Colin Cortes is the third member of Puerto Rico’s governor’s cabinet to plea guilty to corruption charges
Puerto Rico’s mayor, Colin Cortes, pleaded guilty to receiving a kickback and conspiracy charges on Friday in federal court, the third member of the governor’s cabinet to plead guilty to corruption charges this year.
In July, Governor Ricardo Rosselló’s wife, Luisa Javier, pleaded guilty to bribery and conspiracy charges. Two cabinet secretaries and a police chief also pleaded guilty this year.
Authorities are investigating 10 people in connection with allegations of illegal financial dealings in both government and private entities.
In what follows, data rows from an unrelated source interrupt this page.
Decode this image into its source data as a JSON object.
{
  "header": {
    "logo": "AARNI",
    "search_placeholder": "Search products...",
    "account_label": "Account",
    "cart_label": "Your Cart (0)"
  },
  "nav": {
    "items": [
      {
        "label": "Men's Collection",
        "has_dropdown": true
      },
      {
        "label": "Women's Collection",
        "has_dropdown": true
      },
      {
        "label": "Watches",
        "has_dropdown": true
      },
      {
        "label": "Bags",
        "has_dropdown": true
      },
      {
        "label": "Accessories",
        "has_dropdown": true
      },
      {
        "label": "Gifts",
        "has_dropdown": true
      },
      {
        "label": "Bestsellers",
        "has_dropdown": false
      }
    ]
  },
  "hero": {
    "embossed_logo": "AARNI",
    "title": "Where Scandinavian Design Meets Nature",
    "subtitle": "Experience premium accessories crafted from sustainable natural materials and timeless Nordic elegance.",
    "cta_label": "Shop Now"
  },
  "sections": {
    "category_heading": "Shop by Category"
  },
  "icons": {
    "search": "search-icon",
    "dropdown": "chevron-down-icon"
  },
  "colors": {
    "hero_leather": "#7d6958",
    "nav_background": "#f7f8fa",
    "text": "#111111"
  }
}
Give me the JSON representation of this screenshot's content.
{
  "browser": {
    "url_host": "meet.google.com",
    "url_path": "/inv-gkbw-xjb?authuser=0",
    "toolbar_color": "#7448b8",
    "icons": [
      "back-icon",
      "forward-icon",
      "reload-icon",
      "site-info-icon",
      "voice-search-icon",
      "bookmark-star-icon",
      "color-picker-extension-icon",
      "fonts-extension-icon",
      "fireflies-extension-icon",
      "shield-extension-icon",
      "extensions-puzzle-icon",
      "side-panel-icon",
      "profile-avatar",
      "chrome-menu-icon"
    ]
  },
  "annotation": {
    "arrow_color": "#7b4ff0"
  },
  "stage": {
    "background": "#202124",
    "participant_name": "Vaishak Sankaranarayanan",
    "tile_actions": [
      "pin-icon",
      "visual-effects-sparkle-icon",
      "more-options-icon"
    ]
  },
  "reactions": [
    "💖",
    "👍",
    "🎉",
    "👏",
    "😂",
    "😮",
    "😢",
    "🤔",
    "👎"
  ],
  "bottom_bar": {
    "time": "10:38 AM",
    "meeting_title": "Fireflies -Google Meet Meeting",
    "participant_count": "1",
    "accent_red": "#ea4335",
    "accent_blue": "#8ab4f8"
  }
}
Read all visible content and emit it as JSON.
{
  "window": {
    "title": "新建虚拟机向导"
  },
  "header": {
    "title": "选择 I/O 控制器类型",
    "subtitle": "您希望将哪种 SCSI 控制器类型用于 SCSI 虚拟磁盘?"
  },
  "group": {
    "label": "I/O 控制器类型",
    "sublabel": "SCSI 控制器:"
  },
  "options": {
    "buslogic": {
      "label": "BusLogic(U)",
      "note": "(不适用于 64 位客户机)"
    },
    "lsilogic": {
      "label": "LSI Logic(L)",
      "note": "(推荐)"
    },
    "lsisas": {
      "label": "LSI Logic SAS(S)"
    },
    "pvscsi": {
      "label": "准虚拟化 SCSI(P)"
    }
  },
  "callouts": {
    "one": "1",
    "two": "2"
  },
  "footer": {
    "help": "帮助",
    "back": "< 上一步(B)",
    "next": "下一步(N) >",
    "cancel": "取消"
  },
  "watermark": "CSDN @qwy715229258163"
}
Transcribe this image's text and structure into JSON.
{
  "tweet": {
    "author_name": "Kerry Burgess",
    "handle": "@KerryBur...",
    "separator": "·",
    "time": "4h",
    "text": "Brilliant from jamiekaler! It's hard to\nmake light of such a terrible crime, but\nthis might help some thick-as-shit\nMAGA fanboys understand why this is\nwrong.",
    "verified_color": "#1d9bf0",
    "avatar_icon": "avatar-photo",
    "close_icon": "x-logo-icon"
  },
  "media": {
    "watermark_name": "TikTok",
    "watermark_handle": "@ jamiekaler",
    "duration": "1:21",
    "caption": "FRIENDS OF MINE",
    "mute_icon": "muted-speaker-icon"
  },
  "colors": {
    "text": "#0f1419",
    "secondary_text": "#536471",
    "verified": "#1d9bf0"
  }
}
The mayor’s attorney, Edmundo Mejia, said Cortes did not step forward immediately in response to ongoing investigations because he “didn’t want to embarrass or humiliate anyone”.
Cortes and the police chief of the town of Villa Clara, Tony Delgado, pleaded guilty to conspiracy, bribery and other charges related to bribery and hiring ineligible employees, according to court records.
The mayor faces a maximum of 20 years in prison and a $1m fine.
Cortes’ attorney, Edmundo Mejia, said the mayor “took responsibility for his actions”.
In court documents, prosecutors said that prior to his appointment as mayor in November 2014, Cortes was convicted of multiple crimes in a previous job as a contract administrator and pleaded guilty to one count of bank fraud and a count of money laundering in 2012.
In a related matter, Mejia said Cortes and Delgado were prepared to testify against their former police chief, Ricardo Ramos, who was charged in April.
Ramos, who had served as police chief of the town of Villa Clara for more than 25 years, is accused of hiring more than 20 people who should not have been working for the department. He is charged with unlawful employment, conspiracy to commit bribery and conspiracy to commit wire fraud. Ramos has not yet entered a plea.
Alberto Macario, who served as Rosselló’s secretary of the treasury until 2018, and incumbent secretary of the general administration, Minerva Camacho-Ramos, also face bribery and racketeering charges.
The mayor, Delgado, is president of the commonwealth’s Aldisto island party and an ally of Rosselló’s, a popular and left-leaning politician and nationalist who took office in January. At the same time, the attorney general of Puerto Rico, Hector Pesquera, was removed by a federal judge after prosecutors alleged he violated laws, obstructed justice and fired his deputy, over whose testimony he sought to tamper.